|by Zeljko Heimer||by Jaume Ollé|
The Empress's Standard is basically the same as the Imperial Standard, but without the big iron cross. It does have a smaller one in canton, with no inscriptions except a 'W' under a crown. The golden background is 'semee' with black eagles 6+5+6+5+6+5+6 vertically. There is no indication in the flag descriptions what the W is for, but my guess is it is for Wilhelm (William in English), who was the Emperor (1871-1888 Wilhelm I, 1888 Friedrich, 1888-1919 Wilhelm II). (It might seem odd that on her standard is his initial.)
Zeljko Heimer, 27 October 1996
Some differences have been noted among various sources for the imperial standard.

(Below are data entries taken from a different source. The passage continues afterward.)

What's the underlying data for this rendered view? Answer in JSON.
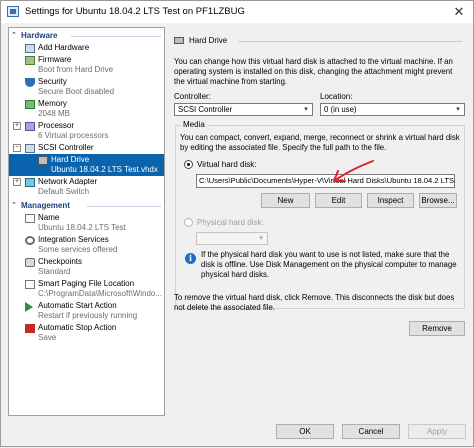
{
  "window": {
    "title": "Settings for Ubuntu 18.04.2 LTS Test on PF1LZBUG",
    "close_glyph": "✕"
  },
  "tree": {
    "hardware_heading": "Hardware",
    "management_heading": "Management",
    "hardware_items": [
      {
        "label": "Add Hardware",
        "sub": "",
        "icon": "add-hardware-icon"
      },
      {
        "label": "Firmware",
        "sub": "Boot from Hard Drive",
        "icon": "firmware-icon"
      },
      {
        "label": "Security",
        "sub": "Secure Boot disabled",
        "icon": "shield-icon"
      },
      {
        "label": "Memory",
        "sub": "2048 MB",
        "icon": "memory-icon"
      },
      {
        "label": "Processor",
        "sub": "6 Virtual processors",
        "icon": "processor-icon"
      },
      {
        "label": "SCSI Controller",
        "sub": "",
        "icon": "scsi-controller-icon"
      },
      {
        "label": "Hard Drive",
        "sub": "Ubuntu 18.04.2 LTS Test.vhdx",
        "icon": "hard-drive-icon"
      },
      {
        "label": "Network Adapter",
        "sub": "Default Switch",
        "icon": "network-adapter-icon"
      }
    ],
    "management_items": [
      {
        "label": "Name",
        "sub": "Ubuntu 18.04.2 LTS Test",
        "icon": "name-icon"
      },
      {
        "label": "Integration Services",
        "sub": "Some services offered",
        "icon": "integration-services-icon"
      },
      {
        "label": "Checkpoints",
        "sub": "Standard",
        "icon": "checkpoints-icon"
      },
      {
        "label": "Smart Paging File Location",
        "sub": "C:\\ProgramData\\Microsoft\\Windo...",
        "icon": "smart-paging-icon"
      },
      {
        "label": "Automatic Start Action",
        "sub": "Restart if previously running",
        "icon": "automatic-start-icon"
      },
      {
        "label": "Automatic Stop Action",
        "sub": "Save",
        "icon": "automatic-stop-icon"
      }
    ]
  },
  "panel": {
    "heading": "Hard Drive",
    "description": "You can change how this virtual hard disk is attached to the virtual machine. If an operating system is installed on this disk, changing the attachment might prevent the virtual machine from starting.",
    "controller_label": "Controller:",
    "controller_value": "SCSI Controller",
    "location_label": "Location:",
    "location_value": "0 (in use)",
    "media_legend": "Media",
    "media_description": "You can compact, convert, expand, merge, reconnect or shrink a virtual hard disk by editing the associated file. Specify the full path to the file.",
    "vhd_radio_label": "Virtual hard disk:",
    "vhd_path": "C:\\Users\\Public\\Documents\\Hyper-V\\Virtual Hard Disks\\Ubuntu 18.04.2 LTS Test",
    "new_label": "New",
    "edit_label": "Edit",
    "inspect_label": "Inspect",
    "browse_label": "Browse...",
    "physical_radio_label": "Physical hard disk:",
    "physical_value": "",
    "info_text": "If the physical hard disk you want to use is not listed, make sure that the disk is offline. Use Disk Management on the physical computer to manage physical hard disks.",
    "remove_description": "To remove the virtual hard disk, click Remove. This disconnects the disk but does not delete the associated file.",
    "remove_label": "Remove"
  },
  "footer": {
    "ok_label": "OK",
    "cancel_label": "Cancel",
    "apply_label": "Apply"
  },
  "colors": {
    "selection": "#0a64ad",
    "section_heading": "#1e3f7a",
    "annotation_arrow": "#e0202a"
  }
}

The version on the left here is from Meyers Konversationslexikon 1897, and the one on the right is from the Enciclopedia Hispano-Americana the latter source is supposed to include the charts from Flaggenbuch 1905.
Claude de Cubber wrote me trying to identify a picture of a flag he thought might be the crown prince's.
Mark Sensen, 20 December 2000
This appears to be the standard of the Kaiserin 1888-1918, although it has the Empress's crown at the 4 places closest to the coat-of-arms instead of eagles. The crown prince's standard(s) have an iron cross overall, not just in the canton.
Norman Martin, 20 December 2000
Some of the information in Schlawe 1913 published by Moritz Ruhl, who also published the Flaggenbuch 1905 for the German Navy differs from the two images we show above by Zeljko Heimer and Jaume Ollé:
Joseph McMillan, 5 December 2001
Accurate illustrations that agree [with Schlawe 1913] can be found in Meyer's, reprinted in Crampton 1990, p. 42 and in Zamierowski 1999, p. 59. The latter also has good versions of the 1871-1890 standards.
Norman Martin, 5 December 2001Mostbet